For decades, Oleta Garrett Fitzgerald has championed access to quality education and other vital resources for children and struggling families throughout the rural south.
Her work has taken her from Mississippi to Washington, D.C. and back. She has had to grapple with “the realization that gains made over decades were rolling backward at warped speed,” and lean into her faith that the future holds promise.
We spoke with Fitzgerald this month about her connection to rural America, how she has overcome disappointments, and what she’s been reading and listening to lately. Read more below and listen to her speak about what most encourages her work.
Describe your connection to rural America
I was born into rural America by midwife in the Madison County, Mississippi, community of Farmhaven. One of eight children, with our mother and father, we formed our own economic unit. We raised our own food and farmed cotton and corn. My father, like my grandfather, owned a sawmill and pulpwood business. My mother was the quintessential rural school teacher active in bringing resources to our small, segregated underfunded schools.
After graduating from Tougaloo College I moved to Atlanta and worked at the Southeastern Public Education Program where a lot of our work involved access to quality K-12 education across the rural South. I worked for several years at Tuskegee University, followed by a stint at the Southern Regional Council (SRC). At SRC I organized in minority communities across the South in the mid-80’s to break barriers to minority electric power cooperative members’ elections to their local Electric Power Association boards.
Returning to Mississippi, I campaigned across the state’s rural second congressional district to elect the first African American to Congress since Reconstruction. And served as his District Director leading work on every aspect of rural life.
In 1992, I was appointed by former President Bill Clinton first as White House Liaison at the United States Department of Agriculture, followed by Director of Intergovernmental Affairs at the Department.
In early 2000 I was among a small group of women to found the Southern Rural Black Women’s Initiative for Economic and Social Justice (SRBWI) which works with women and young women across the agrarian Black Belt counties of Alabama and Georgia and the Delta in Mississippi. To learn more about rural trends, I joined the Rural Development Leadership Network (RDLN) and through that program received a masters degree focused on rural development from Antioch University Midwest, with program study at the University of California, Davis and Mississippi State University.
Tell us about a moment when you felt discouraged and how you overcame it.
I suppose if I were to look back over time to respond to a moment when I have been most discouraged, I would have to say that in today’s environment it is not any one moment – but the realization that gains made over decades were rolling backward at warped speed. Add to that the world has now been attacked by this COVID-19 pandemic. These things together could have been overwhelming but for my deep faith in a higher power and my determination to fight against and forge through any weapon formed against what is right and fair.

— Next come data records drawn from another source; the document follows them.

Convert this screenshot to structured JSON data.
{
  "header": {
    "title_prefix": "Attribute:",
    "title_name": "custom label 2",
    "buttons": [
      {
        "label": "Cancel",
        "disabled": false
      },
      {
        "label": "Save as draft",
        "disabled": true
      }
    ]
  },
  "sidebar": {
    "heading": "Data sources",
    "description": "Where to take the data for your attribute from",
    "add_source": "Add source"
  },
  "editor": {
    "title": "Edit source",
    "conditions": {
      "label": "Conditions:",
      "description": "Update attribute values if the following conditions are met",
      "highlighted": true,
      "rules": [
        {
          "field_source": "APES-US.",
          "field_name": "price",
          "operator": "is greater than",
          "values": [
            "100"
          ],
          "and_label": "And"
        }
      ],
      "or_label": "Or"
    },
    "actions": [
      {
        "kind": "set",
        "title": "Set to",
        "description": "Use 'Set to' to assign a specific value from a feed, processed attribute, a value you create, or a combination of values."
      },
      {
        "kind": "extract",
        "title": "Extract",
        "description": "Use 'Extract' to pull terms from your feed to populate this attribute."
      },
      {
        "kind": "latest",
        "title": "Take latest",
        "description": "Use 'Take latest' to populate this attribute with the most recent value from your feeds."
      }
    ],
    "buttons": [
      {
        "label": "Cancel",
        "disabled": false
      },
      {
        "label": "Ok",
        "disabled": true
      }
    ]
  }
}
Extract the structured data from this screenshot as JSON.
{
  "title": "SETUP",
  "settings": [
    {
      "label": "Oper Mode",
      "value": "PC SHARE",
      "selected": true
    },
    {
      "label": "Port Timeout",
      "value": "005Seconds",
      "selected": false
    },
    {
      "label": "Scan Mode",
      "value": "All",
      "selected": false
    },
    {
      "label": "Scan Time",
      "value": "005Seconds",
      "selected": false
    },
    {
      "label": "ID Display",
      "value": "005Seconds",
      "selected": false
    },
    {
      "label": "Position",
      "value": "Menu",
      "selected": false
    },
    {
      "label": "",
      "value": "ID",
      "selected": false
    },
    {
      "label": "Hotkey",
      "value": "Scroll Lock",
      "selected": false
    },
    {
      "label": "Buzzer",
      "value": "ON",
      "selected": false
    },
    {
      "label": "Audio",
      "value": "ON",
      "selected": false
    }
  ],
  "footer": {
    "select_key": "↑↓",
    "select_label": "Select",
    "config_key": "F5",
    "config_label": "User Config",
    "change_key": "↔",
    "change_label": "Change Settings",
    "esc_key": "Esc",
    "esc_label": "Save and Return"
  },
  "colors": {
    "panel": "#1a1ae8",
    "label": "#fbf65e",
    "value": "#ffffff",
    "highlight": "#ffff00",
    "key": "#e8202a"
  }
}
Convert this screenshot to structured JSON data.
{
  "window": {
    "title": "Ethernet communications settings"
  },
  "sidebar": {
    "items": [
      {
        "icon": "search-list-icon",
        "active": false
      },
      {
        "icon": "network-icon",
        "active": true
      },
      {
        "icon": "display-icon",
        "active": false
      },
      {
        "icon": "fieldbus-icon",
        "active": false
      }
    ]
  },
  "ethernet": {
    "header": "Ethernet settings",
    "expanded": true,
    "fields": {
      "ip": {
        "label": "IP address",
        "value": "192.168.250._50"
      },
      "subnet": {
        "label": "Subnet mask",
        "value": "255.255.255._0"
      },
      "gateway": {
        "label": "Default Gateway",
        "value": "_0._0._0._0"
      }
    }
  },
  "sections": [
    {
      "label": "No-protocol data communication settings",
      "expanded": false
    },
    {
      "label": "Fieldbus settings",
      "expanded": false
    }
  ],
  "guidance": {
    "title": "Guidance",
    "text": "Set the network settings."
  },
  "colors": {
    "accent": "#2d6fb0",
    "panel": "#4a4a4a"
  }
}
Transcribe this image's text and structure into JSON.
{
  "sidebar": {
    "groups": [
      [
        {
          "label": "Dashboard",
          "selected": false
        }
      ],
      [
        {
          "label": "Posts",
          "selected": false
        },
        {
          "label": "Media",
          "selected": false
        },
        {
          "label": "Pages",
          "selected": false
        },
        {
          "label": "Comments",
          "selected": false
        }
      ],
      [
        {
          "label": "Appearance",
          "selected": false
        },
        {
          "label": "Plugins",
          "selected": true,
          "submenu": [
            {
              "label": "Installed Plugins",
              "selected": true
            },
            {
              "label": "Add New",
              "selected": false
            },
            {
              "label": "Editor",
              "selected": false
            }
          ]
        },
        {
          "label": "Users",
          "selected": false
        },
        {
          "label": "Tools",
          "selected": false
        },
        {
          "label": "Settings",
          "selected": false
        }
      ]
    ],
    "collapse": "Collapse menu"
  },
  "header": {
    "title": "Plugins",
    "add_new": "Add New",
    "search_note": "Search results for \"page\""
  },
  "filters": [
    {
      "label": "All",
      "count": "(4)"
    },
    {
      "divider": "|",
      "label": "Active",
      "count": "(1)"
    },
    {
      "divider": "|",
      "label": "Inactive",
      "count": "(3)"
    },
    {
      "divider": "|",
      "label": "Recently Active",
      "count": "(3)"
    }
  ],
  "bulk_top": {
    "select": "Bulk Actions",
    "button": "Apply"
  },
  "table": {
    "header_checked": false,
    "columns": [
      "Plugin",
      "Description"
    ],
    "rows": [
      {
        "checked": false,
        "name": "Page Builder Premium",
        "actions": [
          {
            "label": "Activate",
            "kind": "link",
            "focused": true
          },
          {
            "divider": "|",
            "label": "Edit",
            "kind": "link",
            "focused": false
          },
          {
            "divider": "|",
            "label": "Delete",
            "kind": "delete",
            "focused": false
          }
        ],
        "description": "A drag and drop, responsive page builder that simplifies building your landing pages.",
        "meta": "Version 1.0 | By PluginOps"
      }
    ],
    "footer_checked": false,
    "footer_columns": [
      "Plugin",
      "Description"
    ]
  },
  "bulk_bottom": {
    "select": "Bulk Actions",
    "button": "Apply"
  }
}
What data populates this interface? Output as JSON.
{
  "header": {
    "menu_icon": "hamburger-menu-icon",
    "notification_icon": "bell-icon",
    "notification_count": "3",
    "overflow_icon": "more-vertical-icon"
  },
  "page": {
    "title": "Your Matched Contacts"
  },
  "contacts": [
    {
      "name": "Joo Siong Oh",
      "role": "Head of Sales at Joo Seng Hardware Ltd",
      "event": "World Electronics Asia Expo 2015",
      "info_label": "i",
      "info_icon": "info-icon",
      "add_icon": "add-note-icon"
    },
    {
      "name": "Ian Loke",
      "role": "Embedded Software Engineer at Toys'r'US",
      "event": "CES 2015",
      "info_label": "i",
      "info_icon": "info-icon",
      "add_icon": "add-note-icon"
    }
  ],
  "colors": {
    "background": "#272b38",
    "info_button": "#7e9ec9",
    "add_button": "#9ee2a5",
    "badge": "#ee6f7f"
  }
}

On the flipside of that question, what encourages you in your work?
My greatest encouragement comes from watching people and especially young people of all races and genders across geography stepping up and taking leadership to become change agents. To see the seeds of our work flourish and feel that the next generation got this!
Is there a habit or practice you subscribe to that keeps you motivated?
I practice faith. I believe that the work we do will live on in the lives and actions of a new generation. I practice encouragement and motivation not for myself but for others. I am driven by a mission that is constantly fed through spirituality, meditation, reflection, and study.
What are you reading/listening to?
I am reflecting on the autobiography and rural development treatise entitled “Barefootin” tracing the life of Honorable Unita Blackwell, the first Black woman Mayor in Mississippi and namesake for The Southern Rural Black Women’s Initiative for Economic and Social Justice’s Unita Blackwell Young Women’s Leadership Institute. And Marian Wright Edelman’s “The Measure of Our Success”. I am listening to a lot of old gospel music including the unconquerable Marian Anderson and especially her “There is a Balm in Gilead.”